● WHAT THIS TASK INVOLVES
Your answer should hold all lines of the entries that include the word "странице".

[Source data]
☆ ☆ ☆ ☆ ☆
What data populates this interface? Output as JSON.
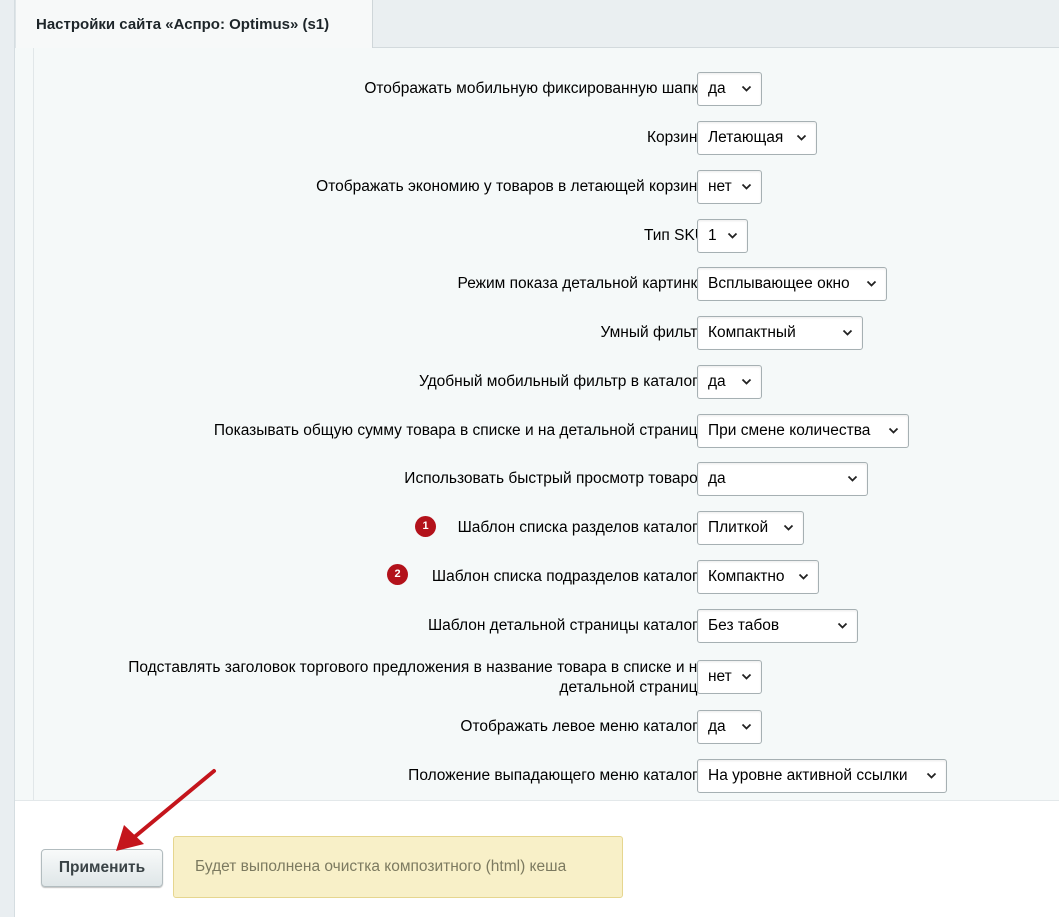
{
  "tab": {
    "title": "Настройки сайта «Аспро: Optimus» (s1)"
  },
  "settings": [
    {
      "label": "Отображать мобильную фиксированную шапку",
      "value": "да"
    },
    {
      "label": "Корзина",
      "value": "Летающая"
    },
    {
      "label": "Отображать экономию у товаров в летающей корзине",
      "value": "нет"
    },
    {
      "label": "Тип SKU",
      "value": "1"
    },
    {
      "label": "Режим показа детальной картинки",
      "value": "Всплывающее окно"
    },
    {
      "label": "Умный фильтр",
      "value": "Компактный"
    },
    {
      "label": "Удобный мобильный фильтр в каталоге",
      "value": "да"
    },
    {
      "label": "Показывать общую сумму товара в списке и на детальной странице",
      "value": "При смене количества"
    },
    {
      "label": "Использовать быстрый просмотр товаров",
      "value": "да"
    },
    {
      "label": "Шаблон списка разделов каталога",
      "value": "Плиткой",
      "badge": "1"
    },
    {
      "label": "Шаблон списка подразделов каталога",
      "value": "Компактно",
      "badge": "2"
    },
    {
      "label": "Шаблон детальной страницы каталога",
      "value": "Без табов"
    },
    {
      "label": "Подставлять заголовок торгового предложения в название товара в списке и на детальной странице",
      "value": "нет"
    },
    {
      "label": "Отображать левое меню каталога",
      "value": "да"
    },
    {
      "label": "Положение выпадающего меню каталога",
      "value": "На уровне активной ссылки"
    }
  ],
  "footer": {
    "apply_label": "Применить",
    "notice": "Будет выполнена очистка композитного (html) кеша"
  },
  "colors": {
    "badge": "#b3121b",
    "arrow": "#c4151c",
    "notice_bg": "#f8f0c8"
  }
}
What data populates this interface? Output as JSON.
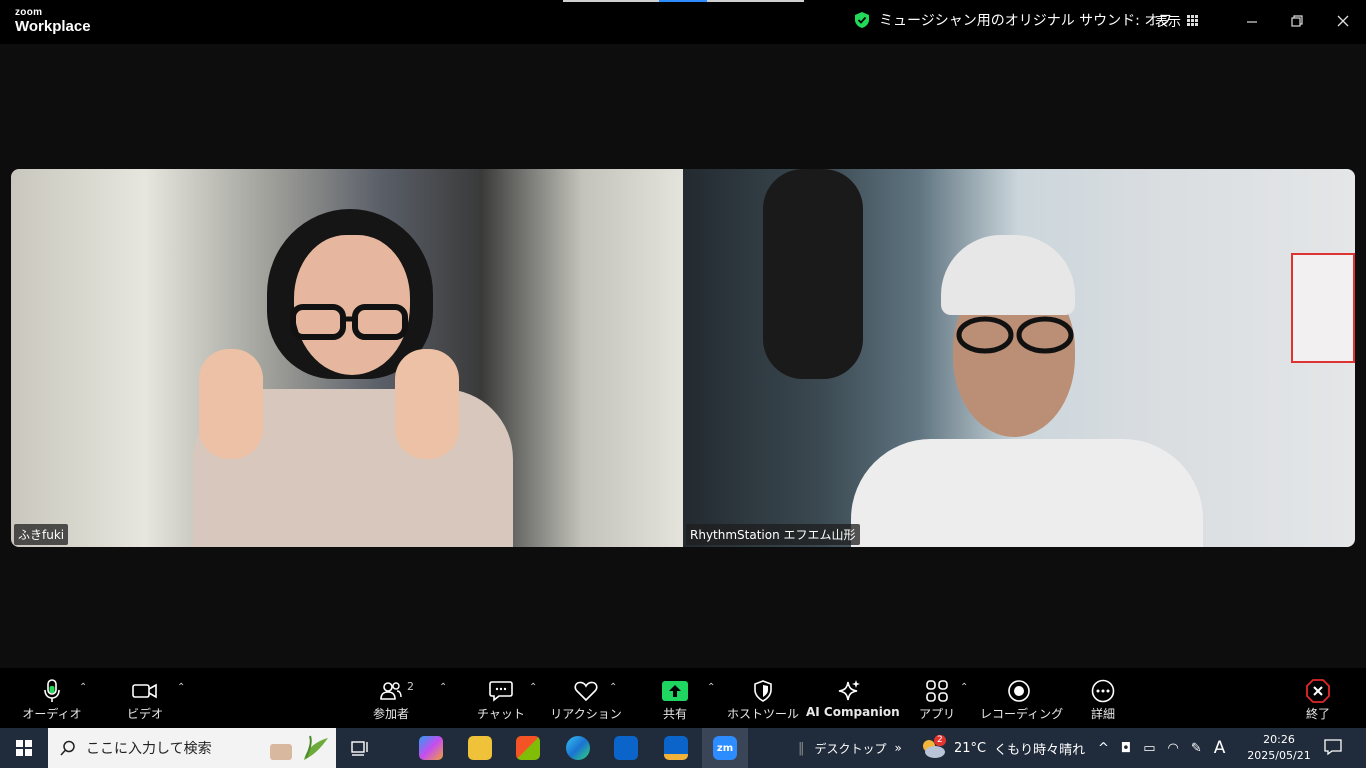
{
  "app": {
    "brand_small": "zoom",
    "brand_large": "Workplace"
  },
  "header": {
    "status_text": "ミュージシャン用のオリジナル サウンド: オフ",
    "view_label": "表示",
    "window_controls": [
      "minimize-icon",
      "restore-icon",
      "close-icon"
    ]
  },
  "participants": [
    {
      "name": "ふきfuki"
    },
    {
      "name": "RhythmStation エフエム山形"
    }
  ],
  "toolbar": {
    "audio_label": "オーディオ",
    "video_label": "ビデオ",
    "participants_label": "参加者",
    "participants_count": "2",
    "chat_label": "チャット",
    "reactions_label": "リアクション",
    "share_label": "共有",
    "host_tools_label": "ホストツール",
    "ai_label": "AI Companion",
    "apps_label": "アプリ",
    "record_label": "レコーディング",
    "more_label": "詳細",
    "end_label": "終了"
  },
  "taskbar": {
    "search_placeholder": "ここに入力して検索",
    "desktop_label": "デスクトップ",
    "weather_temp": "21°C",
    "weather_text": "くもり時々晴れ",
    "weather_badge": "2",
    "ime_label": "A",
    "time": "20:26",
    "date": "2025/05/21"
  },
  "colors": {
    "accent_green": "#23d959",
    "share_green": "#1fd760",
    "end_red": "#e02828",
    "zoom_blue": "#2d8cff"
  }
}
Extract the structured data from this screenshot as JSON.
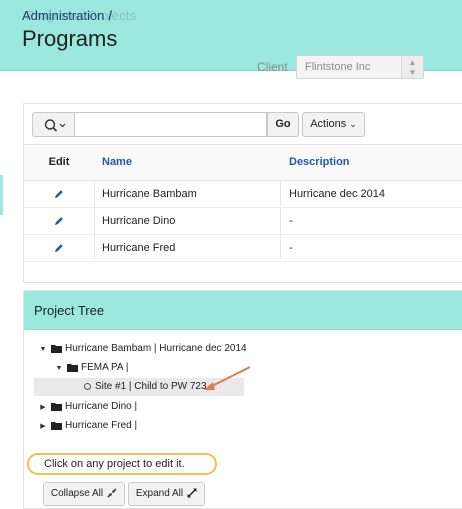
{
  "header": {
    "breadcrumb_parent": "Administration",
    "breadcrumb_sep": "/",
    "breadcrumb_overlay": "Programs Projects",
    "title": "Programs"
  },
  "client": {
    "label": "Client",
    "value": "Flintstone Inc"
  },
  "report": {
    "go_label": "Go",
    "actions_label": "Actions",
    "columns": {
      "edit": "Edit",
      "name": "Name",
      "description": "Description"
    },
    "rows": [
      {
        "name": "Hurricane Bambam",
        "description": "Hurricane dec 2014"
      },
      {
        "name": "Hurricane Dino",
        "description": "-"
      },
      {
        "name": "Hurricane Fred",
        "description": "-"
      }
    ]
  },
  "tree": {
    "title": "Project Tree",
    "nodes": [
      {
        "label": "Hurricane Bambam | Hurricane dec 2014",
        "expanded": true
      },
      {
        "label": "FEMA PA |",
        "expanded": true
      },
      {
        "label": "Site #1 | Child to PW 723",
        "selected": true
      },
      {
        "label": "Hurricane Dino |",
        "expanded": false
      },
      {
        "label": "Hurricane Fred |",
        "expanded": false
      }
    ],
    "hint": "Click on any project to edit it.",
    "collapse_label": "Collapse All",
    "expand_label": "Expand All"
  },
  "colors": {
    "header_bg": "#9be9de",
    "link_blue": "#1f5aa6",
    "highlight_yellow": "#e3c84b",
    "annotation_arrow": "#e8774f"
  }
}
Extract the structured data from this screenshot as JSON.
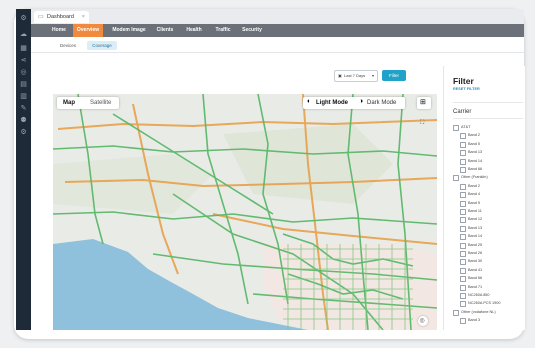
{
  "window": {
    "tab_title": "Dashboard",
    "close_glyph": "×"
  },
  "nav": {
    "items": [
      "Home",
      "Overview",
      "Modem Image",
      "Clients",
      "Health",
      "Traffic",
      "Security"
    ],
    "active": "Overview"
  },
  "subtabs": {
    "items": [
      "Devices",
      "Coverage"
    ],
    "active": "Coverage"
  },
  "toolbar": {
    "date_range": "Last 7 Days",
    "filter_button": "Filter"
  },
  "map": {
    "map_type": [
      "Map",
      "Satellite"
    ],
    "selected_map_type": "Map",
    "light_mode": "Light Mode",
    "dark_mode": "Dark Mode",
    "selected_mode": "Light Mode"
  },
  "filter_panel": {
    "title": "Filter",
    "reset": "RESET FILTER",
    "section": "Carrier",
    "items": [
      {
        "label": "AT&T",
        "level": 0
      },
      {
        "label": "Band 2",
        "level": 1
      },
      {
        "label": "Band 5",
        "level": 1
      },
      {
        "label": "Band 13",
        "level": 1
      },
      {
        "label": "Band 14",
        "level": 1
      },
      {
        "label": "Band 66",
        "level": 1
      },
      {
        "label": "Other (Franklin)",
        "level": 0
      },
      {
        "label": "Band 2",
        "level": 1
      },
      {
        "label": "Band 4",
        "level": 1
      },
      {
        "label": "Band 5",
        "level": 1
      },
      {
        "label": "Band 11",
        "level": 1
      },
      {
        "label": "Band 12",
        "level": 1
      },
      {
        "label": "Band 13",
        "level": 1
      },
      {
        "label": "Band 14",
        "level": 1
      },
      {
        "label": "Band 25",
        "level": 1
      },
      {
        "label": "Band 26",
        "level": 1
      },
      {
        "label": "Band 30",
        "level": 1
      },
      {
        "label": "Band 41",
        "level": 1
      },
      {
        "label": "Band 66",
        "level": 1
      },
      {
        "label": "Band 71",
        "level": 1
      },
      {
        "label": "NC260A 850",
        "level": 1
      },
      {
        "label": "NC260A PCS 1900",
        "level": 1
      },
      {
        "label": "Other (vodafone NL)",
        "level": 0
      },
      {
        "label": "Band 3",
        "level": 1
      }
    ]
  },
  "colors": {
    "sidebar": "#1e2a38",
    "nav": "#6c7079",
    "nav_active": "#ef8a3e",
    "accent": "#21a3c9",
    "water": "#8fc0dc",
    "coverage_green": "#5bb86a",
    "coverage_orange": "#e8a04a"
  },
  "icons": [
    "gear-icon",
    "cloud-icon",
    "dashboard-icon",
    "share-icon",
    "globe-icon",
    "document-icon",
    "chart-icon",
    "tool-icon",
    "user-icon",
    "settings-icon",
    "grid-icon",
    "fullscreen-icon",
    "locate-icon",
    "calendar-icon",
    "chevron-down-icon"
  ]
}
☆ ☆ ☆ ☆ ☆
● RESPONSE
      "label": "Показывать общую сумму товара в списке и на детальной странице",
      "label": "Подставлять заголовок торгового предложения в название товара в списке и на детальной странице",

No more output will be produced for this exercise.